But Schopler said Zimmerman must be available by telephone if needed.

Representing the city are Deputy City Attorney Pamela Chalk and Charlie Hopper, a claims representative from the city’s Risk Management Department with authority to negotiate settlement, said a city motion.

Dan Andrews, an investigator in the City Attorney’s Civil Litigation Division, also will attend, the motion says.

Police defendants set for court Thursday are Kevin Moyna, Perry McCiver, Dan Plei and Assistant Chief Chuck Kaye.

“Ms. Chalk will be prepared to recommend any settlement that may be reached, if appropriate, to the government official(s) having ultimate settlement authority, as required by the City Charter and related codes and regulations,” said the city’s motion on behalf of Zimmerman.

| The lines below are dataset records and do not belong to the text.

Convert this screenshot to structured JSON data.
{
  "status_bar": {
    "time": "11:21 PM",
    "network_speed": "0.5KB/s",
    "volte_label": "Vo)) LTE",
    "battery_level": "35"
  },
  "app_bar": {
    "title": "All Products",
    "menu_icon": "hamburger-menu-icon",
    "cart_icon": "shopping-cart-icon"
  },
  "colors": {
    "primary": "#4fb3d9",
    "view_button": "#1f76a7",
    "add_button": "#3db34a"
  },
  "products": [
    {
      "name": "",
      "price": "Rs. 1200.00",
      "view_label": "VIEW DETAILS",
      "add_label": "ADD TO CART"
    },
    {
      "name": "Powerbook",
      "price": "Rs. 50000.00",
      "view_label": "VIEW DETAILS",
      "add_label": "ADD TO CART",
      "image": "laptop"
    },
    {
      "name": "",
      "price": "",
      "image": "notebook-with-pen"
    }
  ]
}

The City Attorney’s Office didn’t respond Tuesday to a request for comment. A trial had been expected for late February 2018.

Amended complaint of April 7, 2015, against the city and Police Chief Shelley Zimmerman (PDF)
Amended complaint of April 7, 2015, against the city and Police Chief Shelley Zimmerman (PDF)

Raids at Cheetahs on July 15, 2013, and at Cheetahs and nearby Exposé on March 6, 2014, threw a national spotlight on San Diego police tactics — raising questions about constitutional rights and whether the dancers were held against their will.

In 2013, the civil suit alleges, about 15 San Diego police officers raided Cheetahs, wearing sidearms and bulletproof vests.

“Officers at the doors ordered entertainers who were arriving at Cheetahs to go to the dressing room, change into bra and panties and wait to be photographed and interrogated,” says the April 2015 amended suit seeking monetary damages that could total $1.5 million.

“Certain … officers made arrogant and demeaning comments to the entertainers, and ordered them to expose body parts so that they could ostensibly photograph their tattoos.”

The city admits that 10 officers in civilian clothing, some wearing holstered side arms and wearing protective vests, identified themselves as police.

“Immediately upon their arrival, the inspection team told Cheetah’s security personnel and managers why they were there; some officers were stationed outside the building’s exits and directed employees trying to leave to return for inspection; and female officers in the entertainers’ locker room checked the entertainers’ identification cards and information and photographed their faces and some tattoos,” said the city’s legal answer.

San Diego's answer to complaint filed May 25, 2016 (PDF)
San Diego’s answer to complaint filed May 25, 2016 (PDF)

But the city denied any “unlawful, unconstitutional or otherwise wrongful conduct.”

In March 2014, police Lt. Kevin Mayer issued a statement to 10 News in which he said the Police Department’s Vice Unit conducts random inspections of strip clubs to ensure dancers are complying with city laws and that they have an entertainers permit.

“In most cases, Vice Unit detectives do not require or request clubs to shut down,” Mayer said. “Photographs of the entertainers’ permit and the person in possession of it are taken for investigative purposes.”

Separately, the city moved to revoke the adult-entertainment license for Cheetahs Gentlemen’s Club, citing violations by dancers noted by undercover officers.

In July 2015, a Superior Court judge upheld the license-yanking, and last September a three-justice panel of the 4th District Court of Appeal agreed, calling the nude club’s violations of a no-touching rule “ongoing, blatant.”

Cheetahs continues to operate, however, and its website still seeks dancers.

“Ladies, if you are interested in gracing San Diego’s best nude strip club with your beauty, the following information will help you get started,” says the site.